The last 5km were a blur of emotions, as they always are in an Ironman. A fine balance between trying to survive and also fighting back the feeling like you are going to start crying with joy and relief at any step! I will never forget this finish – perhaps one of, if not my favourite moments in sport when I stopped in the finish chute to give Megan, Ava and my parents a hug, followed by a lot of fist pumping and screaming! I had done it and achieved what I had dreamed and planned for over the last couple of years!
I had won my Age Group – 35-39, was second AG’er and 11th athlete overall. I was over the moon and also extremely relieved!
I am even happier with the result as I didn’t sacrifice my family or work lives – as they are always first to me. Also to start of triathlon as a 40min for 1500m swimmer… and develop over many years it has taught me a lot, specifically I think helps greatly with my coaching, as I totally understand how it is not to be any where near the front!
It is moments like this that make all of the hard work, sacrifices early mornings and nights worth each and every second.
The feeling of elation is vital to continue to believe in through the tough times – which it is when it is the most difficult to believe you will be there again. It is these times that make the passion so real, so heart felt and so memorable. And I also think that by overcoming difficult times, you learn a lot about yourself as a person.

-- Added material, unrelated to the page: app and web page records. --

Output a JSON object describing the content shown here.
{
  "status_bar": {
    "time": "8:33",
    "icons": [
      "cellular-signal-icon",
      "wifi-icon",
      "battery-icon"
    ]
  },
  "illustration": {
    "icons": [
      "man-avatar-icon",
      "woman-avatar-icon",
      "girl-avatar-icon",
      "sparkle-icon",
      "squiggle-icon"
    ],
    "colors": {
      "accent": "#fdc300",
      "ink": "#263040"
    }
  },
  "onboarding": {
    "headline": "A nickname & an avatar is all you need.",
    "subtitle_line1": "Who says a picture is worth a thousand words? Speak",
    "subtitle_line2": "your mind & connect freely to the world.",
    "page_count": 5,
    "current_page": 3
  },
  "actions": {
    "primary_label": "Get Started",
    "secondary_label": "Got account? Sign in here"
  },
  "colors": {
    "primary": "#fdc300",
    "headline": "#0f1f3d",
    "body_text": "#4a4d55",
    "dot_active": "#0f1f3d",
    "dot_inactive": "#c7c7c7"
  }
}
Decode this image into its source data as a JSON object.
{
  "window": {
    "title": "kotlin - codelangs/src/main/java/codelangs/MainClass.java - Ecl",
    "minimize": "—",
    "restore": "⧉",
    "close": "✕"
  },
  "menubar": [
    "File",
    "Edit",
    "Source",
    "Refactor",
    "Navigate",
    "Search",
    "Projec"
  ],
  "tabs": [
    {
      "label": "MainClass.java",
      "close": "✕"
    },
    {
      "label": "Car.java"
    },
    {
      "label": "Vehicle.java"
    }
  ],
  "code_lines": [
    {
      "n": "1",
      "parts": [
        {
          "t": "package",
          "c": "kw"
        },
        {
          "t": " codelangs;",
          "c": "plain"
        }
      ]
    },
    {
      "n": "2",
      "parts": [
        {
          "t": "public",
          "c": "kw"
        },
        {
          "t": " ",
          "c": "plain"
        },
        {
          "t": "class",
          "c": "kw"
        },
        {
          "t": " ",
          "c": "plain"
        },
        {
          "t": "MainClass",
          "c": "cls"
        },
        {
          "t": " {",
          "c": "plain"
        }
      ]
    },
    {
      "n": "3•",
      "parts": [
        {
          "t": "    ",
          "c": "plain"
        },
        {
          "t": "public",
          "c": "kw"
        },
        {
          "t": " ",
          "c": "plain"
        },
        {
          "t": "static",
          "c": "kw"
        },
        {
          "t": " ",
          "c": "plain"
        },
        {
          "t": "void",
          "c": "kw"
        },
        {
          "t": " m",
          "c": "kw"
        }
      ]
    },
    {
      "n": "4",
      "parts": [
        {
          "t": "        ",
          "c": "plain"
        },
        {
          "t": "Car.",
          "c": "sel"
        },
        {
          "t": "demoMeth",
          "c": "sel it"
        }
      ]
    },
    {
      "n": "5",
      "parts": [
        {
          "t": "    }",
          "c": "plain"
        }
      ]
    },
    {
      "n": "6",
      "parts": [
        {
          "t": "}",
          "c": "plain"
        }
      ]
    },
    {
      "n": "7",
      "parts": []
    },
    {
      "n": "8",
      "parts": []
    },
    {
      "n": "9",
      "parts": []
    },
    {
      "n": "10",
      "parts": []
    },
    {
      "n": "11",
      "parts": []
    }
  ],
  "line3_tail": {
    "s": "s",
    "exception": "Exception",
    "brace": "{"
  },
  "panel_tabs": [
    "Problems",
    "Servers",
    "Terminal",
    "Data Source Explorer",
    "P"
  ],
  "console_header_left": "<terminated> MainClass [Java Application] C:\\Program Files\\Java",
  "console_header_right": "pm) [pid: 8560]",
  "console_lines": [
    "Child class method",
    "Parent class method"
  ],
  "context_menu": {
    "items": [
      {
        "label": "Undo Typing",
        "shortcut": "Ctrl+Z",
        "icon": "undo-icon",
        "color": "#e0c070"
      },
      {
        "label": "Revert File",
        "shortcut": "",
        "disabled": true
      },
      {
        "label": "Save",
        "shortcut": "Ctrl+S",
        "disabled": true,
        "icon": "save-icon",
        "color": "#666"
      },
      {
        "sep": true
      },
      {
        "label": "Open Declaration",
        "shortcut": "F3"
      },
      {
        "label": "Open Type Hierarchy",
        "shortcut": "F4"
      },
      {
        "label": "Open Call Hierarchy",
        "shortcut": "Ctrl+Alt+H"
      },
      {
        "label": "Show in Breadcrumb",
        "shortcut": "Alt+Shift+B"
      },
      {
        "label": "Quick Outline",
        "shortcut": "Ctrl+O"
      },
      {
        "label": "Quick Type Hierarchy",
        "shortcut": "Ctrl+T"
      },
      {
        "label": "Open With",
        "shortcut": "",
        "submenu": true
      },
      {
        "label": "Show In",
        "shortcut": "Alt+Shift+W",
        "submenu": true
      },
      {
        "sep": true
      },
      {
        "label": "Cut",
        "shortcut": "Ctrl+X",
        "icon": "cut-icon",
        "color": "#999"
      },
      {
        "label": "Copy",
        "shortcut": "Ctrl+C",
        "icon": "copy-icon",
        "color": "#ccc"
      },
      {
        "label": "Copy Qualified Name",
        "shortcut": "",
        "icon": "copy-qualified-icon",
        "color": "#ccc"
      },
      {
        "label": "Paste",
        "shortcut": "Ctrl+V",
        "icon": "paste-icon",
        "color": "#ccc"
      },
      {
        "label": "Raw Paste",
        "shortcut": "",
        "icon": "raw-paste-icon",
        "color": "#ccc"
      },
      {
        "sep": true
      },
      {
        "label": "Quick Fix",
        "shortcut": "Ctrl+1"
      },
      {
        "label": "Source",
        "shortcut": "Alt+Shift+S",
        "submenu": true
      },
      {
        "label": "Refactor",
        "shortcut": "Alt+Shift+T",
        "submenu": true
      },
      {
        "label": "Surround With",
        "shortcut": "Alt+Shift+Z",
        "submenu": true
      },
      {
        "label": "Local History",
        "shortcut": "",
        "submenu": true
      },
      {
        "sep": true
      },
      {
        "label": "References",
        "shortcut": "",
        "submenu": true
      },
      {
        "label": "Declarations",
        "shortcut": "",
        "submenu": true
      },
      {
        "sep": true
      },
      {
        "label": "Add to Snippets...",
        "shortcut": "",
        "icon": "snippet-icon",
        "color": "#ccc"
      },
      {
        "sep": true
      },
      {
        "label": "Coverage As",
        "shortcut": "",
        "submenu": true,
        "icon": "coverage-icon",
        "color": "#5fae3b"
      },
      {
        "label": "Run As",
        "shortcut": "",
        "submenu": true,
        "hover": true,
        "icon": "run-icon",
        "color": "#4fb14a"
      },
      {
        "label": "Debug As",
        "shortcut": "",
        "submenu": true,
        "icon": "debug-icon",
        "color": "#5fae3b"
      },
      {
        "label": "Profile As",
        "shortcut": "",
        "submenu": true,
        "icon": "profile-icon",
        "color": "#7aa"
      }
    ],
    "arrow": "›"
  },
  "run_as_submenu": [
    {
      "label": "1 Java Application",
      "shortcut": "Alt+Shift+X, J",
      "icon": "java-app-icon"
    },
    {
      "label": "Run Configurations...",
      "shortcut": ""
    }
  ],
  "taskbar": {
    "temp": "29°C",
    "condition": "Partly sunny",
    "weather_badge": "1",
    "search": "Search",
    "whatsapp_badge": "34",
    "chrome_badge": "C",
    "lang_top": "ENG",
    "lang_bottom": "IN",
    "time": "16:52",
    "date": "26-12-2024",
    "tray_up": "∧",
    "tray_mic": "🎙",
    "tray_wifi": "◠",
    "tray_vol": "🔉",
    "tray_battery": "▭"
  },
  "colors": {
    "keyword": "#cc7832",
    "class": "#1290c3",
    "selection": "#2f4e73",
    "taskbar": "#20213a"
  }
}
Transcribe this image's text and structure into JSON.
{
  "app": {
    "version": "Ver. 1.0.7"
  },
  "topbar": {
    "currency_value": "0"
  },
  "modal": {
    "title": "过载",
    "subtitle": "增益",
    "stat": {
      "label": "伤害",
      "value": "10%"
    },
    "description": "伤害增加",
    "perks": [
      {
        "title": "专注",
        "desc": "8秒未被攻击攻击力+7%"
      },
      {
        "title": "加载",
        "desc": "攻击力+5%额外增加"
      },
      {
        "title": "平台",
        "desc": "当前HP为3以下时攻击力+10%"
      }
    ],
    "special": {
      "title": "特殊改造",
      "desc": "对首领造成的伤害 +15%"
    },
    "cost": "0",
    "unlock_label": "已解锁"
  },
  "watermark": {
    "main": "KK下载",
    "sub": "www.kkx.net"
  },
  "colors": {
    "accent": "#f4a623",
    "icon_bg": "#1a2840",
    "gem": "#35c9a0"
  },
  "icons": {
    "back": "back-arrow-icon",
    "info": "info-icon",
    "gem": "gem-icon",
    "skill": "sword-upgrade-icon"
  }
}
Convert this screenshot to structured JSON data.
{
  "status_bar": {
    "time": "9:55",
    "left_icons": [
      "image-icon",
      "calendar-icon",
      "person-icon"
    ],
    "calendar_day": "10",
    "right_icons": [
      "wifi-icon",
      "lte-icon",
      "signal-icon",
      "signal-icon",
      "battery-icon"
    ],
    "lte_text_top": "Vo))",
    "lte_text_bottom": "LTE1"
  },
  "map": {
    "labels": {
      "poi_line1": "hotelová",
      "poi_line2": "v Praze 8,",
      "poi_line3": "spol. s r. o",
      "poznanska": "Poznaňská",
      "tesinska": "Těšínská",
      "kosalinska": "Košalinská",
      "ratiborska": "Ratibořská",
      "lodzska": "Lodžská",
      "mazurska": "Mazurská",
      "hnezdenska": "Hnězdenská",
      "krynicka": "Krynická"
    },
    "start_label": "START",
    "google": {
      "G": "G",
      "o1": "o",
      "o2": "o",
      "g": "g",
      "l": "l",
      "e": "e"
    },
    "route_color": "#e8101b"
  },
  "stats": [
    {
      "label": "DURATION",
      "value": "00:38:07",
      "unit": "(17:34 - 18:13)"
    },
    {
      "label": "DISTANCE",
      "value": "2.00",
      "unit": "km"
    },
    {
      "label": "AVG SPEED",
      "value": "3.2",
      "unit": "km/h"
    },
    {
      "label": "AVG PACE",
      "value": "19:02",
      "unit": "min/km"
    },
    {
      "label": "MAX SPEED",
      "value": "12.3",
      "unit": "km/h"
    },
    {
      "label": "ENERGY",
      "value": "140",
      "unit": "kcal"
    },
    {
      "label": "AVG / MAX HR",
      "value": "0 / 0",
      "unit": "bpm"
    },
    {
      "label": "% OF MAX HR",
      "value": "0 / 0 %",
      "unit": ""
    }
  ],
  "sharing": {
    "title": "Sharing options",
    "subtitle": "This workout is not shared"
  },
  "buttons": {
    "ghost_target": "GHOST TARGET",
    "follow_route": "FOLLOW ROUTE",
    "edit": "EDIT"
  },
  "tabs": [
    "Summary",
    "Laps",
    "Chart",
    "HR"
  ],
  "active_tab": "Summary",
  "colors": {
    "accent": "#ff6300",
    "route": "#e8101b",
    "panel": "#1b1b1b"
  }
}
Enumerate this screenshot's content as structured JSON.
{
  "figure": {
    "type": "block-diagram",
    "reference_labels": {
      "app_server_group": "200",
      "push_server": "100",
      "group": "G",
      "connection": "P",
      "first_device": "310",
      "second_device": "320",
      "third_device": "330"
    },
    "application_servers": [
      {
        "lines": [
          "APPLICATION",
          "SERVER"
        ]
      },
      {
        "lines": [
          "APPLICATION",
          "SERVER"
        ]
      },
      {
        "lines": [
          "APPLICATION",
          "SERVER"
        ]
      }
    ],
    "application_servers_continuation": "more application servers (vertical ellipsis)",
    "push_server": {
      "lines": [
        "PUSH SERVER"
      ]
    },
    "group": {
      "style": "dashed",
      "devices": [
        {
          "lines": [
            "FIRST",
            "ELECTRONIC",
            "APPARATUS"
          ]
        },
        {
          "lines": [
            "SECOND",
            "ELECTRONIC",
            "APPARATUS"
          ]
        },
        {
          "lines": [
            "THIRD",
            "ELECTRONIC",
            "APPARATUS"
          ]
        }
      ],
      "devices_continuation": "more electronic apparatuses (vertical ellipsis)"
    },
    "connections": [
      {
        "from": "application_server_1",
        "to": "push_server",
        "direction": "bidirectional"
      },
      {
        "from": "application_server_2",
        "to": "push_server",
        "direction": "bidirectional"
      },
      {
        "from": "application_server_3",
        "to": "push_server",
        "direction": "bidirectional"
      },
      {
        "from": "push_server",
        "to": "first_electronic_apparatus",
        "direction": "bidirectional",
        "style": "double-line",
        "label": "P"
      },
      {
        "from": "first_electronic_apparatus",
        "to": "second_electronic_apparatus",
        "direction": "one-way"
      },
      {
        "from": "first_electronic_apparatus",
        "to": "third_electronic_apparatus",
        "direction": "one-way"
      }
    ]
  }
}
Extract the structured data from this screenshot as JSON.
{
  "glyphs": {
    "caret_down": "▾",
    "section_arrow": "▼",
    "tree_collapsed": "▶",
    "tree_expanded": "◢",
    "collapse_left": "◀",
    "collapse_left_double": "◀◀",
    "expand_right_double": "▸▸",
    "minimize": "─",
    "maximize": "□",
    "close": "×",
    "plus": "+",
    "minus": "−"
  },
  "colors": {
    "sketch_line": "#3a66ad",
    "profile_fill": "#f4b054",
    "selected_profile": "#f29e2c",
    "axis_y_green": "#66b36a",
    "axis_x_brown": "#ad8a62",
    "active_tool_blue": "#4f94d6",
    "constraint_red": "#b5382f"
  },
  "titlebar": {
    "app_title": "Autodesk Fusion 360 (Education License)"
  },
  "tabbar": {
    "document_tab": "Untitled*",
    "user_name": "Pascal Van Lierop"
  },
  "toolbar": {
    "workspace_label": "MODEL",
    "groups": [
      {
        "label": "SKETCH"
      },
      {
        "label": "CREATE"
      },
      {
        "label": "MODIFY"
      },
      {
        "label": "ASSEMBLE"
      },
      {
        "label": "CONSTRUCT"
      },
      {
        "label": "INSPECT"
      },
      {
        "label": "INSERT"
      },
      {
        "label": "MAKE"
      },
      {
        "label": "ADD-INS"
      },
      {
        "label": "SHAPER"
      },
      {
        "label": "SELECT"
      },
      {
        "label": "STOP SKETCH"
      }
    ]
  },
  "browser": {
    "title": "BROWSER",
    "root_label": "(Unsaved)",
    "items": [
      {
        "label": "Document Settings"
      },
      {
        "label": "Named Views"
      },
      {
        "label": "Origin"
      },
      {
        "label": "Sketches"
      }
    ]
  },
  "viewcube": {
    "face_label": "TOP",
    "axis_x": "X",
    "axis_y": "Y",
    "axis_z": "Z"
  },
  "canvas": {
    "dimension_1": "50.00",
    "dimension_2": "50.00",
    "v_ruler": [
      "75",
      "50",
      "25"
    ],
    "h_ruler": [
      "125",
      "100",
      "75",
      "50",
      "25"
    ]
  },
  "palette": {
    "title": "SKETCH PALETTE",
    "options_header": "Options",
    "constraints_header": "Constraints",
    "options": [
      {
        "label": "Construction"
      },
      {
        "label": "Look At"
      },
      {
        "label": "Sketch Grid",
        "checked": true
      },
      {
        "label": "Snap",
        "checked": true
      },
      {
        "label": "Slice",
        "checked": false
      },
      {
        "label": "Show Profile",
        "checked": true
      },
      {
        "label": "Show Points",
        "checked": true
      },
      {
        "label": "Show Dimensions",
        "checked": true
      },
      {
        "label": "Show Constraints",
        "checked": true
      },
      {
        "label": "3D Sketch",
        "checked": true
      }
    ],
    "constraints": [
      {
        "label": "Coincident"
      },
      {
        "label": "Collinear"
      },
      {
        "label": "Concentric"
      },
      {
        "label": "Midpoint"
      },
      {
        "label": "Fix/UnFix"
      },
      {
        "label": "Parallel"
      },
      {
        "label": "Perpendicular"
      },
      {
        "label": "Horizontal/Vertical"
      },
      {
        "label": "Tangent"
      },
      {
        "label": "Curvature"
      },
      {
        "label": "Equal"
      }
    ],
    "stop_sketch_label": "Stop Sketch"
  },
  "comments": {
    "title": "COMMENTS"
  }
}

It reveals how important not only eventual success is to you but also how important the lesson of not succeeding and then fighting for it is. When you don’t fold in and take a step back, but instead go back with more desire and resolve and eventually succeed, it is a great learning experience.
At the roll down ceremony for Kona, Meg’s was happy to go again and my dad was all in, but I felt I was 50/50 whether I was going to take my spot…. When I arrived Josh Henry (who had come 6th in our AG) told me there were 5 spots. For me this was my decision made, as Josh and his family were desperate to go to Kona and it was the goal he had when he came to me to be coached last year. So I decided to roll my spot down to Josh, which was made even sweeter when his twin sister Sophie also qualified! To see how happy he was with his ticket to the big island was pretty special!
A huge thank you to my wife, Megan who is an amazing support for me and for our daughter Ava. Also my parents who are at each and every big race I do which means a lot to me! All the AP10 team as I mentioned are an awesome bunch that I love spending so much time with and motivate me and each other to be better! Also a huge thank you to my sponsors & supporters; TORQ Nutrition, Xterra Wetsuits, Titan Performance Group, Caden wheels, Skin Strong Australia, Simple Cycles & Cobb Saddles for all they do for me!
I am now back into training properly and have never been more excited about the process of daily training, as I have identified some key areas where I can improve and get quicker. The next race for me is the Vitoria Half Ironman in July while I am in Spain working and then the quest continues to post a sub 9hour time for an Ironman hopefully later this year!